Sticky keys functionality is available on/in Microsoft Windows and macOS as Sticky Keys,[1][2] and on Unix/X10 systems as part of the AccessX utility.[3][4]

History[edit]

Sticky Keys was first introduced to Mac OS in System 6 as part of the Easy Access extension, which also included mouse keys functionality.[5]

In 1994, Solaris 2.4 shipped with the AccessX utility, which also provided sticky keys and mouse keys functionality.[6]

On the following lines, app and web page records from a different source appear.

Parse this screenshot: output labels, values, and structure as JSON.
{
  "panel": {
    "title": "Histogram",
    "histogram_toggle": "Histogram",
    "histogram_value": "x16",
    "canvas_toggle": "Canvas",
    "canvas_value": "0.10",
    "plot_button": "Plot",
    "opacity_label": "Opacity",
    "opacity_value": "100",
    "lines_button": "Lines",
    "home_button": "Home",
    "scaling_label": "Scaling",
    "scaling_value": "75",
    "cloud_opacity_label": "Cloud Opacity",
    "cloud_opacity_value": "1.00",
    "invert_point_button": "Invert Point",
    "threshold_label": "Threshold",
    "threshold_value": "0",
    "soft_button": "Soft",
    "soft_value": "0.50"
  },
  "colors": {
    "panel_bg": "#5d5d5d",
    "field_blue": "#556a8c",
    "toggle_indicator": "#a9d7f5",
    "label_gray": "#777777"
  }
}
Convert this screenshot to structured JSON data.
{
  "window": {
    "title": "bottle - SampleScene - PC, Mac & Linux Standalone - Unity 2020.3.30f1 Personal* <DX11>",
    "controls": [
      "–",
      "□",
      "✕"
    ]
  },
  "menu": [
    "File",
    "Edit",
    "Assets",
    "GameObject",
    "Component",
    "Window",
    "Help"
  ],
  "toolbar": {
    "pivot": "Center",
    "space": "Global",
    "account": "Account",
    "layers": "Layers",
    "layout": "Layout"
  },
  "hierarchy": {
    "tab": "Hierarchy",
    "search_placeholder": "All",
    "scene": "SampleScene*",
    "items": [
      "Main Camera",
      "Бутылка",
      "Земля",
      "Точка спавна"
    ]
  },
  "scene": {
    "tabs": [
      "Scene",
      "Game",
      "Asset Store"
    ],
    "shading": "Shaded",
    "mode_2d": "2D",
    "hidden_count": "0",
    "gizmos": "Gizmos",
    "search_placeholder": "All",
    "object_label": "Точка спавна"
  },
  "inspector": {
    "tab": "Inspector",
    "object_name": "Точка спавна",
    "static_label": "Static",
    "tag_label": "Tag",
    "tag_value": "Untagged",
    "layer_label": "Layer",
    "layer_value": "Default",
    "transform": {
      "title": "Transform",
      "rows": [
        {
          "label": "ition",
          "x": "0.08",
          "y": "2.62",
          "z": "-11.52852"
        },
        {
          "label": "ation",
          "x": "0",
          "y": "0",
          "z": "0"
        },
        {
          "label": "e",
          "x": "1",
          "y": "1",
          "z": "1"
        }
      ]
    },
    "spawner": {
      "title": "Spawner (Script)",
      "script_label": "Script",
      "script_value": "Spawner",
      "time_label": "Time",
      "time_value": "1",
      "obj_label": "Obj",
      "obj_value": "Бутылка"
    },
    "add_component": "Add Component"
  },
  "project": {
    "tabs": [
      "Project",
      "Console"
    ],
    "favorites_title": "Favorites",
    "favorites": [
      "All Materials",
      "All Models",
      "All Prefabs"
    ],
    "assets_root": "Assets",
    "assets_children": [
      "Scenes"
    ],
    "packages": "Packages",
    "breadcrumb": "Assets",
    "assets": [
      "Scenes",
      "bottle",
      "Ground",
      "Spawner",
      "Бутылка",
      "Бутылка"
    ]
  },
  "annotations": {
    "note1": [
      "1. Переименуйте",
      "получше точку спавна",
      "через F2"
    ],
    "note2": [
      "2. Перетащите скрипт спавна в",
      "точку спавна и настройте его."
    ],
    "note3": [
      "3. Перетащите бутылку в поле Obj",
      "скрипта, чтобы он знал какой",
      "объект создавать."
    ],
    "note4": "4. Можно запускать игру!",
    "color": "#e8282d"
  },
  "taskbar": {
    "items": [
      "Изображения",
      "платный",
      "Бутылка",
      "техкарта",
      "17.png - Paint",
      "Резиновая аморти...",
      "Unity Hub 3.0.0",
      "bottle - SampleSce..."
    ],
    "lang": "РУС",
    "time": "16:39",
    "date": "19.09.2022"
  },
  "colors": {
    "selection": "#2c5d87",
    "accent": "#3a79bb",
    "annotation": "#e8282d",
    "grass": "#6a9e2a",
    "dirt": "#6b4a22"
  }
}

Microsoft introduced Sticky Keys to the Windows platform in Windows 95.

See also[edit]

References[edit]

  1. ^ "Make the keyboard easier to use in Windows 7 - Windows Help". Microsoft. August 31, 2016. Retrieved April 29, 2018.
  2. ^ "macOS Sierra: Use accessibility features". Apple Support. Apple Inc. September 23, 2015. Retrieved December 28, 2015.
  3. ^ "The X Keyboard Extension: Protocol Specification" (PDF). Retrieved 2009-11-08.
  4. ^ Underwood, R. C. (September 10, 1999). "SGI AccessX".
  5. ^ Using Your Classic (PDF). Apple Inc. p. 146. Archived from the original (PDF) on December 12, 2002.
  6. ^ "About AccessX". Sun Microsystems Accessibility Program. Sun Microsystems. April 24, 2005. Archived from the original on August 17, 2007.